As a technology consultant, a commercial copywriter, and a freelance media producer, it’s important that I inform you about where I stand in relation to my clients, advertisers, and sponsors. Integrity remains crucial to both my professional success and to my personal belief system. I’m fortunate to work only with client companies that share my core values, for whom I’m happy to advocate when necessary.
On my personal sites, I often use affiliate links as additional streams of revenue. If you see a link to a product or service on any of the sites I manage or in any of the articles I write, assume that the link carries an affiliate relationship that could generate further revenue for myself or my clients. Affiliate links do not constitute my endorsement of a product, nor do they influence my chosen topics or tone.
My personal sites and podcasts utilize third-party networks to manage advertising inventory. Some of these third-party networks may leverage programmatic data gleaned from other large data platforms. I have the option to reject any advertiser for any reason after an advertiser has disclosed their sponsorship of my content. I do not participate in actively recruiting sponsors.

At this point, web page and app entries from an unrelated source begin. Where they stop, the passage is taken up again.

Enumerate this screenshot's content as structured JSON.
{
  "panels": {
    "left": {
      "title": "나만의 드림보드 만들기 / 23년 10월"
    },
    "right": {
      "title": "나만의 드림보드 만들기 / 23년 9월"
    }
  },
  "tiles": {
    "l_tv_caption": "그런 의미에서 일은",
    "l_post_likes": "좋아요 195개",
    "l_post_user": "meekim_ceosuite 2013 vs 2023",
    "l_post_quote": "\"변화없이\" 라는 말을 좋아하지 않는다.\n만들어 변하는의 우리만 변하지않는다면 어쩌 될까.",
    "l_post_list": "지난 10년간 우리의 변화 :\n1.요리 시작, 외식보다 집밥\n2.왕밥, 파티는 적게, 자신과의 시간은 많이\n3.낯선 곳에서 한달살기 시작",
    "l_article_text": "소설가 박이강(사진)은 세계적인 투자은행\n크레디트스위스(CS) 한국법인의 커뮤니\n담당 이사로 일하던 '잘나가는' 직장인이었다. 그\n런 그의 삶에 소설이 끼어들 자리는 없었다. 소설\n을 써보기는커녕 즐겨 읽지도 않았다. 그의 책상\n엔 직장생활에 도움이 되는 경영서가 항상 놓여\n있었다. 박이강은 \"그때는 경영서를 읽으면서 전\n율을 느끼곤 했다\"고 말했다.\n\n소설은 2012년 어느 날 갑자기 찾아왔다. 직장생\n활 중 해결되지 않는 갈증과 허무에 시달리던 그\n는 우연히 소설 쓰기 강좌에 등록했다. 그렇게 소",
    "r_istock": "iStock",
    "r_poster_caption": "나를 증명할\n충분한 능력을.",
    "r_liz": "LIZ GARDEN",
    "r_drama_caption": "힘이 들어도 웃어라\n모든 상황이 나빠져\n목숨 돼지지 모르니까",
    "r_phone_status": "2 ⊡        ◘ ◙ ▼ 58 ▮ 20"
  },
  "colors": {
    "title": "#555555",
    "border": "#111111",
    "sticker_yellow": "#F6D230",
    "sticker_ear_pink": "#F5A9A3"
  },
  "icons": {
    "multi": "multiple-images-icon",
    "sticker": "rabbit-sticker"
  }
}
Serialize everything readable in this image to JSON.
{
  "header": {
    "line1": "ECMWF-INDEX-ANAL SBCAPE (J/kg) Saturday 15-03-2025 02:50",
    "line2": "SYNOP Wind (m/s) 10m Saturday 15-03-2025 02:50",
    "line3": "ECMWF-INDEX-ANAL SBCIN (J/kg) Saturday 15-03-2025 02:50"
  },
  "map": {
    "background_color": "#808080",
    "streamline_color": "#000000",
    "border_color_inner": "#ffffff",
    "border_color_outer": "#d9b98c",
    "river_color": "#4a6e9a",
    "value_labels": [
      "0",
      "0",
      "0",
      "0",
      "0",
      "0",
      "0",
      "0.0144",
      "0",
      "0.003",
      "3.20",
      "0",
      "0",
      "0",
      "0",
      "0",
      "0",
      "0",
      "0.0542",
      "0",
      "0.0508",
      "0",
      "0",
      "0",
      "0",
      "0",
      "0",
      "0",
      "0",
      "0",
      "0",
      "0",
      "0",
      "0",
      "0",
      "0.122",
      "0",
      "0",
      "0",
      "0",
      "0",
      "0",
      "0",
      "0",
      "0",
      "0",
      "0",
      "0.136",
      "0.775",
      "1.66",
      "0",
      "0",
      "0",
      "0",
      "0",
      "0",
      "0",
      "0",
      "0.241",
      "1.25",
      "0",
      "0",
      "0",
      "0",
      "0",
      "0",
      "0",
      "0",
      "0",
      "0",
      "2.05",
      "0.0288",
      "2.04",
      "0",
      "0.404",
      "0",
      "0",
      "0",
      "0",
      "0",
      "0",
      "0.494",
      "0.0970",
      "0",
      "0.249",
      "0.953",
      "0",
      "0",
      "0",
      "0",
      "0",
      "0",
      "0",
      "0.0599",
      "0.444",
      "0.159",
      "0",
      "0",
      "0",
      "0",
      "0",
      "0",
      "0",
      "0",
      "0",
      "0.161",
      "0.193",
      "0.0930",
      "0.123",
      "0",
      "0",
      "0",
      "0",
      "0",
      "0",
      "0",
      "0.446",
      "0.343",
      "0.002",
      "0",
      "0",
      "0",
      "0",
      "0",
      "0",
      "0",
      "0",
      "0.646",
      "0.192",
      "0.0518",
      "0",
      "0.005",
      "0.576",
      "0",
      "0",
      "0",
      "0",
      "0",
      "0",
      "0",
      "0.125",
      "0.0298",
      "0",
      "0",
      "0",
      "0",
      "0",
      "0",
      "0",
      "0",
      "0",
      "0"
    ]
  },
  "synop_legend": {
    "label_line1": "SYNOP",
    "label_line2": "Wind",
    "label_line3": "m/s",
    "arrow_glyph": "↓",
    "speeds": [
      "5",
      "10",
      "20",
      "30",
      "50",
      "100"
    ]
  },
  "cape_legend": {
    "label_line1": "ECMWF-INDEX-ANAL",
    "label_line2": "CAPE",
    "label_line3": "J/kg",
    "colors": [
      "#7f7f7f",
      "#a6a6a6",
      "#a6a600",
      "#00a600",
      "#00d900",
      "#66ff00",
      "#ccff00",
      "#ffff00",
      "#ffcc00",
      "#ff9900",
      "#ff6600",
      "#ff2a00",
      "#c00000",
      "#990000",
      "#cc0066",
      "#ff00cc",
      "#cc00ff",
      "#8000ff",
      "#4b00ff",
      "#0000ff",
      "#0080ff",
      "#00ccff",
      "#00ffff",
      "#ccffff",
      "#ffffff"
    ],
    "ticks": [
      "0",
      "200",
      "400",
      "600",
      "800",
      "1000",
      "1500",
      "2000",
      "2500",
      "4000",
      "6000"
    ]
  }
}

Clients sometimes hire me for advertorial or placed media content, in which advertisers may shape or otherwise control the final product. I do not participate in projects commissioned by clients or sponsors with whom I do not share core values. In those limited cases where my byline is attached to sponsored content, FTC regulations require sponsors and publishers to disclose their affiliations.
Client and employer affiliations
Over the past ten years, I have been paid for services rendered on behalf of the following companies:
- 1776/76fwd/Benjamin’s Desk
- American Express
- Axum Capital Partners
- Comcast NBCUniversal
- Springer Nature
- University of Pennsylvania
Although the list above represents clients and past employers who supplied the bulk of my income, many more companies comprise a list of customers who have attended paid workshops or subscribed to service packages through my previous company, 2820 Press, or my family’s current business, Johns & Taylor.
Personal brand preferences
Because I often write about personal finance and financial institutions, readers may wonder about my personal experience with financial products. My wife and/or I currently hold active accounts with the following financial institutions and insurers:
- Bank of America
- Capital One
- Cash App
- M&T Bank
- Marcus by Goldman Sachs
- Mission Lane
- PNC Bank
I receive no preferential treatment or direct compensation from any of these companies because of my work as a writer, consultant, or commentator.
At present, the overwhelming majority of my personal and family investments consist of socially responsible mutual funds managed by algorithms in my family’s personal Wealthfront accounts. I’ve found that holding individual securities is, for the most part, not an enjoyable experience for me, personally.
Did I block you from my personal Twitter profile? For a few years, I used BlockTogether and subscribed to a few public blocklists from people I trusted. At some point, a few of them started blocking folks a little more widely than I would have expected, so I unsubscribed from the service. However, unsubscribing didn’t automatically unblock everyone. That said, I typically manually block or mute folks from my feeds who act in abusive, unruly, or unhelpful ways. If you’re really trying to get in touch with me, use my contact page.
I will always attempt to disclose a potential or perceived conflict of interest on my personal blog or on my Twitter feed, especially if a client or publication does not have the ability to publish a version of my personal ethics disclosure statement. Please contact me if you have questions about my professional relationships with any of my clients or previous employers.
Updated: August 5, 2022